Oil finishes give a soft, natural look to wood but can attract dirt and grease, which can impede a varnish's ability to adhere well. If you choose to apply a coat of varnish to oiled wood, clean the wood well first. Most varnishes are compatible with oil finishes and will give the wood a hard, protective coating.
Oil finishes, made from natural oils such as linseed or tung oil, have been used for hundreds of years. These products are easy to apply and penetrate the surface of the wood, darkening its natural color and making the grain more obvious. Varnish is a synthetic product made by cooking a finishing oil with a synthetic resin to create a material that dries quickly and to a hard finish. It is more durable than an oil finish but must be removed before refinishing wood. You'll also find varnish/oil combination products. Many home finishers add varnish to an oil finish to improve its durability.

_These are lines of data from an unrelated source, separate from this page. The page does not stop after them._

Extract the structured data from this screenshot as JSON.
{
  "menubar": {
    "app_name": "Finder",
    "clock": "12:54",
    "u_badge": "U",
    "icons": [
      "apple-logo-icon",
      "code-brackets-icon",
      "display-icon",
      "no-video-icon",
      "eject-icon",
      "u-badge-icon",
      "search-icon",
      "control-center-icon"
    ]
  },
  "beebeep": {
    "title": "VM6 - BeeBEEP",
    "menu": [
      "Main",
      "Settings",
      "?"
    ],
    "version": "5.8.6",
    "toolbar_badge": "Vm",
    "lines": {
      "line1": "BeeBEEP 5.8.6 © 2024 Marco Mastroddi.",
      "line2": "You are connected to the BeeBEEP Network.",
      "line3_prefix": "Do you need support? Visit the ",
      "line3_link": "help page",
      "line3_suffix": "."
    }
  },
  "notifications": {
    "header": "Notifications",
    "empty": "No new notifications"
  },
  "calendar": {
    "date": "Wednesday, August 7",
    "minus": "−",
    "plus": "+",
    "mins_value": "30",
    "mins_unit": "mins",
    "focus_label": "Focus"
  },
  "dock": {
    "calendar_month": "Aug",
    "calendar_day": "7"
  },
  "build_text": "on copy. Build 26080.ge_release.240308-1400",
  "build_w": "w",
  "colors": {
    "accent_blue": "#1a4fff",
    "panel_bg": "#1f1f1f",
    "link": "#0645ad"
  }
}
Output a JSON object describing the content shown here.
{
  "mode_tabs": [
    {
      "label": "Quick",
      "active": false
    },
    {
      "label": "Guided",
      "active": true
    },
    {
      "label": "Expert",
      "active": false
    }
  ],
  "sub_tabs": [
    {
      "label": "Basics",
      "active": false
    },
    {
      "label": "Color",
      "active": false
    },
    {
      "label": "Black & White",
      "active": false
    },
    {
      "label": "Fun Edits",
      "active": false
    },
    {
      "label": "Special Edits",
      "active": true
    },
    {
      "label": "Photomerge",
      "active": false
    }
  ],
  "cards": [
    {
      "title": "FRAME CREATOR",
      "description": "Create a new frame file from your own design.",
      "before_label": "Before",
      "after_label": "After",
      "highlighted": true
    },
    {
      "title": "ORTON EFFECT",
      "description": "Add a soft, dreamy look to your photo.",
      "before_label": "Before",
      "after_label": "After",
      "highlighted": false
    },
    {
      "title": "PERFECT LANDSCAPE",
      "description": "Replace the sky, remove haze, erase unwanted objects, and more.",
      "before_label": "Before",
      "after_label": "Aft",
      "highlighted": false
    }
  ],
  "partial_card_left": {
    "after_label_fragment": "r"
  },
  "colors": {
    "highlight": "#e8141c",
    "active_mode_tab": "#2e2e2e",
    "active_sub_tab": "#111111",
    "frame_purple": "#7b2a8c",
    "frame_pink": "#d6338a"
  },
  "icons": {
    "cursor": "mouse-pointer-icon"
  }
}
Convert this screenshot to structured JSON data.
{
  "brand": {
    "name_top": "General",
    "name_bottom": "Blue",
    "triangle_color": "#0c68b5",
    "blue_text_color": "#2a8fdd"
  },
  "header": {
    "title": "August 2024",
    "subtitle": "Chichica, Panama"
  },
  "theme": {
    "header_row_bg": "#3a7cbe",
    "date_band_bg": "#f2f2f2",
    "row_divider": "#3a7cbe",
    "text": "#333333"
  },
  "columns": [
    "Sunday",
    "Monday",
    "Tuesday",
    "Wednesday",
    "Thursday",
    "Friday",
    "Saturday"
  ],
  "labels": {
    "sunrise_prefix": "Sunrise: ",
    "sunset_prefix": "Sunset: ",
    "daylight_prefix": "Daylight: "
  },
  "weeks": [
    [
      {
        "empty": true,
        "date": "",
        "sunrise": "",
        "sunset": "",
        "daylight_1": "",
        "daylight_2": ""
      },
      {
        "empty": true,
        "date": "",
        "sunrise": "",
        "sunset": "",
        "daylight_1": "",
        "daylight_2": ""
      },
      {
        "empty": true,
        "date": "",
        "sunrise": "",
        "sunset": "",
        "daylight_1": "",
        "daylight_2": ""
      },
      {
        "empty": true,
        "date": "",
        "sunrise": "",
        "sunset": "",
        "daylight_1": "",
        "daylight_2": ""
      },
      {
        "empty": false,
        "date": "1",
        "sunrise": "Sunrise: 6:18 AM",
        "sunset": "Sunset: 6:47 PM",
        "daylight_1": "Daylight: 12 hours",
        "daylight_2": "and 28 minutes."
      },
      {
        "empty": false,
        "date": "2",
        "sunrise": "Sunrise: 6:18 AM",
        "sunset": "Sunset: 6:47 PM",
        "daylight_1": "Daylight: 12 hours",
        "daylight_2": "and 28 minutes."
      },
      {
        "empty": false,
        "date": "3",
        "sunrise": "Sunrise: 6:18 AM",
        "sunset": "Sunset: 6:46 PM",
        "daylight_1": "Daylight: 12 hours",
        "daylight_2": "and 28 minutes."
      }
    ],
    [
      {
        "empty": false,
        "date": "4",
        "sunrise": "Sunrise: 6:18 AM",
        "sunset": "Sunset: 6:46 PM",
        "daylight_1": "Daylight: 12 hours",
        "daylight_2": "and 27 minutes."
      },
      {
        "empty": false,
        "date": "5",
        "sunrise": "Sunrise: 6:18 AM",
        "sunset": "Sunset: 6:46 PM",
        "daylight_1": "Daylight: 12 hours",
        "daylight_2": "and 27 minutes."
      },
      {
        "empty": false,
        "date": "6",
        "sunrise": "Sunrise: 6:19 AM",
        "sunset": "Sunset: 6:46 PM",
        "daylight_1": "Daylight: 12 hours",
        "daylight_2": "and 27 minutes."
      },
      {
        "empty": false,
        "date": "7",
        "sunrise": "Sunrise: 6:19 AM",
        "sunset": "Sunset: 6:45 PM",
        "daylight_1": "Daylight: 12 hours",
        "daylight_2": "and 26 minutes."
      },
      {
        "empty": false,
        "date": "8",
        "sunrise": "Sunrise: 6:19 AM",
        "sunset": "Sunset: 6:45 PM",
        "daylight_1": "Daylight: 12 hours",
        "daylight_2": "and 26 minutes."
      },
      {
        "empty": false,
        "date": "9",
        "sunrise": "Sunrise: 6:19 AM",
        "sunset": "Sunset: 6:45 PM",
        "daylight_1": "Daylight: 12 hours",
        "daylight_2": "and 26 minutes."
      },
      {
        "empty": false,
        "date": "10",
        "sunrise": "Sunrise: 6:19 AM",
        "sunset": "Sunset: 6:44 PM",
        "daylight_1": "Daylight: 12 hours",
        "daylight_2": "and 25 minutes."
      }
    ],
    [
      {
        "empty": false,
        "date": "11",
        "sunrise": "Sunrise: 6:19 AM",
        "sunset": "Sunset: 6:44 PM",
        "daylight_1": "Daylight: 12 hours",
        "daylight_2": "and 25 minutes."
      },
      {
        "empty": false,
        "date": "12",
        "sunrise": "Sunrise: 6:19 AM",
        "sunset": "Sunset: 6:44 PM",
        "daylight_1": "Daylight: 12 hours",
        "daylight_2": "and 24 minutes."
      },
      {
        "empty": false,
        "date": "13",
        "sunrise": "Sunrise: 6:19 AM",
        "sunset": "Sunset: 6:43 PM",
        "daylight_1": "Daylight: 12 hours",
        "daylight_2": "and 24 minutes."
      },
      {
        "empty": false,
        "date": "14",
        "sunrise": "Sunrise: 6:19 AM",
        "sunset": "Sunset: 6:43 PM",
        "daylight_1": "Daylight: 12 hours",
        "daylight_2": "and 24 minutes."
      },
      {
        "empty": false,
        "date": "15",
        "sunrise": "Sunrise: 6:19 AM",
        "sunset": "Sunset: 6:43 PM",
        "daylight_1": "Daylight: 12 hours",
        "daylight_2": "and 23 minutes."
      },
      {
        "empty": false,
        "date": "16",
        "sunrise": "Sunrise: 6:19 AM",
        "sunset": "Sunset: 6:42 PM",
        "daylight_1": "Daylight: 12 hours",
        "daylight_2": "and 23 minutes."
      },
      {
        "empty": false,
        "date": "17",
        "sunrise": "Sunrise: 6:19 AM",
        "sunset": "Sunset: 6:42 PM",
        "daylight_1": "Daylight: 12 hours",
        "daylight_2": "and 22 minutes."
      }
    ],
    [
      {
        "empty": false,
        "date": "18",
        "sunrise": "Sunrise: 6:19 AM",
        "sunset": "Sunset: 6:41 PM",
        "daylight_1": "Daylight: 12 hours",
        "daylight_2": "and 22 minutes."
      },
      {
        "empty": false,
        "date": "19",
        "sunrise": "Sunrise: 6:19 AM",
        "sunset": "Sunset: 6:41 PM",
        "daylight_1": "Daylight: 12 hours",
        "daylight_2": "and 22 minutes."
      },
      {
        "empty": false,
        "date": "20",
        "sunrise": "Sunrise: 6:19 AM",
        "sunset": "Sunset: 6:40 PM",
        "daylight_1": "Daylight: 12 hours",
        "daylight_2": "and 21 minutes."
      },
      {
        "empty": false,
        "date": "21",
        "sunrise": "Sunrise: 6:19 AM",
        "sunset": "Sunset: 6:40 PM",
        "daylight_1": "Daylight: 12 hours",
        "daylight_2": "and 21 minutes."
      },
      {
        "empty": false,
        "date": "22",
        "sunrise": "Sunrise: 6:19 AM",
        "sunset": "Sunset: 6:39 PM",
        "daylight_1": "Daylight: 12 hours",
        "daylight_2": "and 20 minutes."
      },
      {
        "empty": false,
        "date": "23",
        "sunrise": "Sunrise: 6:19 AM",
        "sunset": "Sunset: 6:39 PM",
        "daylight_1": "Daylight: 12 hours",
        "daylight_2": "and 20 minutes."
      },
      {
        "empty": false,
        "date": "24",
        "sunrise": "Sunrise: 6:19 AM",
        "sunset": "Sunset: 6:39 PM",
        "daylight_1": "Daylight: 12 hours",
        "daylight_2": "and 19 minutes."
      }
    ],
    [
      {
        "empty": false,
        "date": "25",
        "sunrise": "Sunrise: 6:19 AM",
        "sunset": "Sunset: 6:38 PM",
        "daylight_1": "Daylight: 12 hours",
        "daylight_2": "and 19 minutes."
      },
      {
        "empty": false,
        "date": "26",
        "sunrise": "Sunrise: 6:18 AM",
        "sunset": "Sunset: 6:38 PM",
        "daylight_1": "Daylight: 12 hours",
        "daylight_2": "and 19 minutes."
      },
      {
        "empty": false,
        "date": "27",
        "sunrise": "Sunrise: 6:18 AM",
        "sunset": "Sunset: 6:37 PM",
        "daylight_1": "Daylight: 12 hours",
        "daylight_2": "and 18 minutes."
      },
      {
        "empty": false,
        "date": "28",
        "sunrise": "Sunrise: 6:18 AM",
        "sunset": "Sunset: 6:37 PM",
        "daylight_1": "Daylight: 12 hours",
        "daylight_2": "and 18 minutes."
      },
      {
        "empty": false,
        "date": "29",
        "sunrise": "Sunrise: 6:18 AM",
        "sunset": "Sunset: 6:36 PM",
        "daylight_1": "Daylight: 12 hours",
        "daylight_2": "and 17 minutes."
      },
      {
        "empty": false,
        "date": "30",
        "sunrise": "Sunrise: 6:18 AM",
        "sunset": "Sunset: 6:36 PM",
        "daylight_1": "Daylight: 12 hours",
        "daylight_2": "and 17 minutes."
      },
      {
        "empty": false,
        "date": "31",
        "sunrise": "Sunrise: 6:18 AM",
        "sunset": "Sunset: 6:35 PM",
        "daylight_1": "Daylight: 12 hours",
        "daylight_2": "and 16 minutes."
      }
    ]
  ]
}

In most cases, you can safely apply varnish over an oiled piece of wood because the varnish contains oil, as well. Water-based varnishes are an exception to this rule. Look for an oil-based varnish, and read the package directions to ensure that it is compatible with an oil finish. Brush a small amount of varnish on an inconspicuous area before applying it to the entire project.
To apply varnish over oiled wood, start with a clean surface. One of the main challenges in applying varnish is that any small particles of dust on the table will cause imperfections in the finished product. A thorough cleaning with a slightly damp cloth is usually all that's necessary, but you can also sand the furniture before applying varnish, if you prefer. Wipe all the sawdust cleanly away with a tack cloth or damp cloth. Apply the varnish in the direction of the grain in quick, short strokes. Brush the surface in the opposite direction to smooth out the varnish. Once the first coat has dried, you can lightly sand it, clean it and apply a second coat.
Danish oil is a mixture of uncooked oil and varnish and functions somewhere in between a penetrating oil and a varnish. It is harder than oil, but lacks the plastic feel of varnish. If you are concerned about using varnish over oil, Danish oil is an effective solution. Oil finishes permanently darken the color of the wood. An application of varnish will make the wood appear shinier depending on the varnish you use, but varnish will not lighten the color of the wood. Other options include painting the table with an oil-based or milk paint. Oil-based paints form a hard surface when cured, while milk paints have a function similar to an oil finish. The milk paint absorbs into the surface, coloring the wood without creating a hard surface.
Julie Christensen is a food writer, caterer, and mom-chef. She's the creator of MarmaladeMom.org, dedicated to family fun and delicious food, and released a book titled "More Than Pot Roast: Fast, Fresh Slow Cooker Recipes."